**If the graph of a function y = f (x) goes out to infinity, each “end” of the graph may get closer and closer to a straight line, which is then called an asymptote.** In other words, some straight line may well approximate the graph as the function values of

*y*or the values of

*x*become very large. In calculus, asymptotes are traditionally classified as either horizontal, vertical, or slant.

If *y* = *f*(*x*) is a continuous, differentiable function for −∞ < *x* < +∞, then the horizontal line *y* = *L* is a horizontal asymptote if either Eq. (1*a*) or Eq. (1*b*) is true.

This means that the farther out *x* gets along the *x* axis, the closer the graph of *y* = *f* (*x*) gets to the line *y* = *L*. In particular, lim_{x→±∞}{*f*(*x*) − *L*} = 0 if *y* = *L* is an asymptote to the graph in both directions. In addition, the tangent lines to the graph of *y* = *f* (*x*) approach the horizontal asymptote as *x* → +∞ or *x* → −∞, as the case may be.

In contrast, if the function *y* = *f* (*x*) is not defined at the point *x* = *a*, the vertical line *x* = *a* is a vertical asymptote if either Eq. (2*a*) or Eq. (2*b*) is true.

Here, the notation *x* → *a*^{+} means that *x* is approaching *a* from its right, its positive side, and the notation *x* → *a*^{−} means that *x* is approaching the point *x* = *a* from its left, its negative side. In each case, the limit is either +∞ or −∞.

The **illustration** represents the graph of a hyperbola that we can assume to be either Eq. (3*a*) or Eq. (3*b*).

We see fromS Eq. (3*b*) that the line *y* = 3 is a horizontal asymptote for each end, *x* → +∞ or *x* → −∞, while the vertical line *x* = 1 is a vertical asymptote as x approaches 1 from the right or from the left. * See also: ***Hyperbola**

It is less common to look for slant asymptotes. A straight line, *y* = *mx* + *n*, is a slant asymptote for *y* = *f* (*x*) if Eq. (4) is true,

that is, if the distance between the graph *y* = *f* (*x*) and the line *y* = *mx* + *n* goes to 0 as *x* → +∞ or *x* → −∞. If *m* = 0, the asymptote is horizontal.

By dividing Eq. (4) by *x* and then taking *x* → +∞, we can obtain a formula for *m*. Using *m*, we can then find a formula for *n*. Sticking to the case *x* → +∞, the formulas are Eqs. (5*a*) and (5*b*).

We may consider the simple example given by Eq. (6).

Its graph has, in addition to a vertical asymptote, a slant asymptote. Using our formulas, we find first that *m* = 1 and then that *n* = 0. The slant asymptote is *y* = *x*. The same calculation works for both *x* → +∞ and *x* → −∞. Therefore, *y* = *x* is the slant asymptote for both “ends” of the graph. The slope of the tangent line to the graph at the point *x* is *f*′(*x*) = 1 − 1/*x*^{2}. When *x* → ±∞, this slope tends to 1, confirming our prior computation.

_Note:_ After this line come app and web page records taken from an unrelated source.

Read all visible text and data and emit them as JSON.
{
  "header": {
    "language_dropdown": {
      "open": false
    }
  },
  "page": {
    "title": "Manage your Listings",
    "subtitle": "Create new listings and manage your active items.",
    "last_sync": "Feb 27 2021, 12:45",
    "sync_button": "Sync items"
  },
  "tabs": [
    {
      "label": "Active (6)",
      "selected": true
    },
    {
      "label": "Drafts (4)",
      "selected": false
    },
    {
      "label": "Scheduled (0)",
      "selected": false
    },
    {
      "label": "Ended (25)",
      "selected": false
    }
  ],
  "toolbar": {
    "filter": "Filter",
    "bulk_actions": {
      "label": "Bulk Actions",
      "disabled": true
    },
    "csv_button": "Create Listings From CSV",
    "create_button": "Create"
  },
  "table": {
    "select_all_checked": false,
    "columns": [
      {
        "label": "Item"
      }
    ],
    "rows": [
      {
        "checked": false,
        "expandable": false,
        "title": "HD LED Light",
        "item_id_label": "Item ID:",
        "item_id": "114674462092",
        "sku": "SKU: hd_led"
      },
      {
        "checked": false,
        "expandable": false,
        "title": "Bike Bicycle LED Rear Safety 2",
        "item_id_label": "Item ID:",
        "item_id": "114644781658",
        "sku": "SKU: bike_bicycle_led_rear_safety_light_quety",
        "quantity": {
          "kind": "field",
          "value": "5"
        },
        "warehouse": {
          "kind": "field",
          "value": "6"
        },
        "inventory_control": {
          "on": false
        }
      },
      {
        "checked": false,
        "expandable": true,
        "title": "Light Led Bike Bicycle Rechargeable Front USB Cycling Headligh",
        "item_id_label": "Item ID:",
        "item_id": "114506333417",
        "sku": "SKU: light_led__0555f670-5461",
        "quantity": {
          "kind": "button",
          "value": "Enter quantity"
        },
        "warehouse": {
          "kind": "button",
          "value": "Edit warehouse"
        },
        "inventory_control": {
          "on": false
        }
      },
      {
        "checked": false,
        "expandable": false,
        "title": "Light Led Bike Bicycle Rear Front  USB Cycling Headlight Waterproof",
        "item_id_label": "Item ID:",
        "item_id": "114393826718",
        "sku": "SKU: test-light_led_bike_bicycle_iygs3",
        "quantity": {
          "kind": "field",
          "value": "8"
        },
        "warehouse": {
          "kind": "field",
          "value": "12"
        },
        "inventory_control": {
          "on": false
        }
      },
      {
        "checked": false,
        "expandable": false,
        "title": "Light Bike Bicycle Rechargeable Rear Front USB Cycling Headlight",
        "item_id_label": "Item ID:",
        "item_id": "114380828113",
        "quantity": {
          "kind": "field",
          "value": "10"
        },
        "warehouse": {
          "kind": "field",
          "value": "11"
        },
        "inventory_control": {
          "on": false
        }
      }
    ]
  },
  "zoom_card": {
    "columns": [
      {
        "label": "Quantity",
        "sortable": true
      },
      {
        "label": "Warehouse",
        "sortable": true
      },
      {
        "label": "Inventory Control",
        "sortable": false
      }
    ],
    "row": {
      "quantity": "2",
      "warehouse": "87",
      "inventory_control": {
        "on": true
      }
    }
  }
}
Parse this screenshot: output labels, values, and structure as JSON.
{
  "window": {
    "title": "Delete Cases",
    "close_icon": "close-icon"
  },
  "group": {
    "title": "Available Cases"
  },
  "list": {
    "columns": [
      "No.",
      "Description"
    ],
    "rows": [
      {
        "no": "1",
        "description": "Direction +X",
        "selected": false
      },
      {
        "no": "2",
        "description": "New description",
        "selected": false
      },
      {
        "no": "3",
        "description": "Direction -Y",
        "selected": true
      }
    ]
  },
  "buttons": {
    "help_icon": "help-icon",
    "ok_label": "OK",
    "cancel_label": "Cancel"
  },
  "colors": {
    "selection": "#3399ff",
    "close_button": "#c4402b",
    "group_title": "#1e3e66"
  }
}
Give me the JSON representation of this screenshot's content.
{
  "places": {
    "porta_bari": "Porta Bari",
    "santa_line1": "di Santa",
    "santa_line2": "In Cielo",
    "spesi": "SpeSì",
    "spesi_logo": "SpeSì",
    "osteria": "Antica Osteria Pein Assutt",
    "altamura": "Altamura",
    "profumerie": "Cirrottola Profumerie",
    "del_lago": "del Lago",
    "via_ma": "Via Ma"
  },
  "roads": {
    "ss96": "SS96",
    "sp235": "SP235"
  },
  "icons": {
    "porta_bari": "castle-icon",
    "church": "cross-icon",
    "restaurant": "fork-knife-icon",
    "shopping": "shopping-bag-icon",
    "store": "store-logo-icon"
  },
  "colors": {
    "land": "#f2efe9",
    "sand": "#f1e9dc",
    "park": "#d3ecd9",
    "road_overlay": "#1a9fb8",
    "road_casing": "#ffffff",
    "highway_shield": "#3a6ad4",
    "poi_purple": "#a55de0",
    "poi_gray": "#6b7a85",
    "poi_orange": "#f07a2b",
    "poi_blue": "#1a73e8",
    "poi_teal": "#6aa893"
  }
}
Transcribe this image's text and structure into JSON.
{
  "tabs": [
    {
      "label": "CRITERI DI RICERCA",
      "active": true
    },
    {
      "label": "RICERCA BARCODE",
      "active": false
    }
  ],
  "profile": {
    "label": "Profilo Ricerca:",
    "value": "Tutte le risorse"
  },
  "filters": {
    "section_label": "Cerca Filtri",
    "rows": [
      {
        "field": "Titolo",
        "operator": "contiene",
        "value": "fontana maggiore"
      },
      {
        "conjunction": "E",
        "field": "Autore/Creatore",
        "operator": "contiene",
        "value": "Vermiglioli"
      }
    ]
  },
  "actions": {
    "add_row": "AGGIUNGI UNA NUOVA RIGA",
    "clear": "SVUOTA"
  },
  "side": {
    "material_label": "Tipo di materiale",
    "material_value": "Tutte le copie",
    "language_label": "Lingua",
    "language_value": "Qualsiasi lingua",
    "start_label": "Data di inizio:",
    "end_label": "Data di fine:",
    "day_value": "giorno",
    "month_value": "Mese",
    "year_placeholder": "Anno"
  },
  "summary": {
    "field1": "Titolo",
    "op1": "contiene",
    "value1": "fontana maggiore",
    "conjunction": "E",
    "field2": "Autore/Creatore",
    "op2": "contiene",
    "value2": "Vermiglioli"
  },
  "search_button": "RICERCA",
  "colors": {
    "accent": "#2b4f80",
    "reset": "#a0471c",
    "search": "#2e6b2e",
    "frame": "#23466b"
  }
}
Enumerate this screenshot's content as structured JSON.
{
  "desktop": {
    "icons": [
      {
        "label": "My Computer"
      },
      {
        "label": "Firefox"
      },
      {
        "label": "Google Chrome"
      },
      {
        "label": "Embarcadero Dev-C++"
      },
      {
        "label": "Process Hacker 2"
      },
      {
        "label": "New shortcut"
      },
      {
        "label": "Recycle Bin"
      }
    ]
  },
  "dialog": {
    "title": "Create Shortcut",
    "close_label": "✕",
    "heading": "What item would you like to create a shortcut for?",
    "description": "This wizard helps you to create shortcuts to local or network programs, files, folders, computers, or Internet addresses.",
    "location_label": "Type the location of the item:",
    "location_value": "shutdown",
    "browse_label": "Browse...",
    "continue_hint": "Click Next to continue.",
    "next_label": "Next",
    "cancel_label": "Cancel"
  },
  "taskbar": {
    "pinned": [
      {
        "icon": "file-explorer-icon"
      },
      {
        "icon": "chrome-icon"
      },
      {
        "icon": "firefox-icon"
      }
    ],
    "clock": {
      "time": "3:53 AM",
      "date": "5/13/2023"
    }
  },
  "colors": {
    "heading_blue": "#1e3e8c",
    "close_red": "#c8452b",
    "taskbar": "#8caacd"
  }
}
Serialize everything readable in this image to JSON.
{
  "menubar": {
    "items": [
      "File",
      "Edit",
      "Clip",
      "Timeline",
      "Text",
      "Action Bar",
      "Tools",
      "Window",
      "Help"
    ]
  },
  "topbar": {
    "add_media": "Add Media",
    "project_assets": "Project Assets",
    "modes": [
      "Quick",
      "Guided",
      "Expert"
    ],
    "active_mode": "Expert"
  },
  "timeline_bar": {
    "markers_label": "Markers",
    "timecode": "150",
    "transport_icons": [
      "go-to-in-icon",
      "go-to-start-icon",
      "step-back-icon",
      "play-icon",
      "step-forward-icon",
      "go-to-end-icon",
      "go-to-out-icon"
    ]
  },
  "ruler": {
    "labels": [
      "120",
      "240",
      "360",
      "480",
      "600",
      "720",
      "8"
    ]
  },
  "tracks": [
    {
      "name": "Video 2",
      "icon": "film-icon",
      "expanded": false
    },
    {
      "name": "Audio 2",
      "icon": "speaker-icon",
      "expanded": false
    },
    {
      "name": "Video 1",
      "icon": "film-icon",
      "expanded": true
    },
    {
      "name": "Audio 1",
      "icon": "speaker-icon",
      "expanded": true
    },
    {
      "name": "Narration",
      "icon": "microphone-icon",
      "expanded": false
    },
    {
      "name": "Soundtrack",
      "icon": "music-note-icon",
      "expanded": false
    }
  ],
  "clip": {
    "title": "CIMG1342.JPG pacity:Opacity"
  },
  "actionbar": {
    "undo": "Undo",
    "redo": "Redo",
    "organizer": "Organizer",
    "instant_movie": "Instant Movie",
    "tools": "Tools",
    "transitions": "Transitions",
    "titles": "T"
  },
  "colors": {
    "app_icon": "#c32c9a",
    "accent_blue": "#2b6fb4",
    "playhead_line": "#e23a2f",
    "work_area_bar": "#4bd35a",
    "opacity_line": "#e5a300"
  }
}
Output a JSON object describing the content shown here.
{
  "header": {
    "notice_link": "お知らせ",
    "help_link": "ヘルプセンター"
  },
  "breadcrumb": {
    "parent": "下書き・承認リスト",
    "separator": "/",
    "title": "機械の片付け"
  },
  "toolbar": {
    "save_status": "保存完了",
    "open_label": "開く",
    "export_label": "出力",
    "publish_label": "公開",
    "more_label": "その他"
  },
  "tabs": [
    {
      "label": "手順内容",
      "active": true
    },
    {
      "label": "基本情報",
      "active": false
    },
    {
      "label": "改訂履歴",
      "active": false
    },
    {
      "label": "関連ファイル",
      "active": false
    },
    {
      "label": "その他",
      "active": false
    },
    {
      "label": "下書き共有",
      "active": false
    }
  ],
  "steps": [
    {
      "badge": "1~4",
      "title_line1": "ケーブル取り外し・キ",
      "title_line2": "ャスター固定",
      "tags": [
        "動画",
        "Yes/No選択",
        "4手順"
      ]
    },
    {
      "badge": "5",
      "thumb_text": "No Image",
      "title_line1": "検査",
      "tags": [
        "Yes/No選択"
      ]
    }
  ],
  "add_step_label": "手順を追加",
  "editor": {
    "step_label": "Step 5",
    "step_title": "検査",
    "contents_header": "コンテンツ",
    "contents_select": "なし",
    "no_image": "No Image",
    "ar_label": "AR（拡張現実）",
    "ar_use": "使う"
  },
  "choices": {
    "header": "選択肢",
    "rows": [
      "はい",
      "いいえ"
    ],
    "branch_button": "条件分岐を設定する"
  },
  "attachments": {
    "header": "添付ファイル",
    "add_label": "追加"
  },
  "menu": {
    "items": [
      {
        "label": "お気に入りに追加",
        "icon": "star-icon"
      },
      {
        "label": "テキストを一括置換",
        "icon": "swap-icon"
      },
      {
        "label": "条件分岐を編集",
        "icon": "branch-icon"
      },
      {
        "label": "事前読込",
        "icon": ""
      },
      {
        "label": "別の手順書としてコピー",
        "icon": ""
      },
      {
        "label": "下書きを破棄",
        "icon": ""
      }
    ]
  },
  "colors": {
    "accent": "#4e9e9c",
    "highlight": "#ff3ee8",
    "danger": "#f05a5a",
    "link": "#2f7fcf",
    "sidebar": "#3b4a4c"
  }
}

The terms asymptotic analysis and asymptotic expansion are more general terms used in the study of the behavior of a function, for example, the solution of a differential equation or the summation of an infinite series, for large values of its independent variables. Such studies are essential, especially in applied mathematics. To give a simple example, one might write Eq. (7). * See also: ***Analytic geometry**; **Calculus**; **Differential equation**; **Differentiation**; **Series**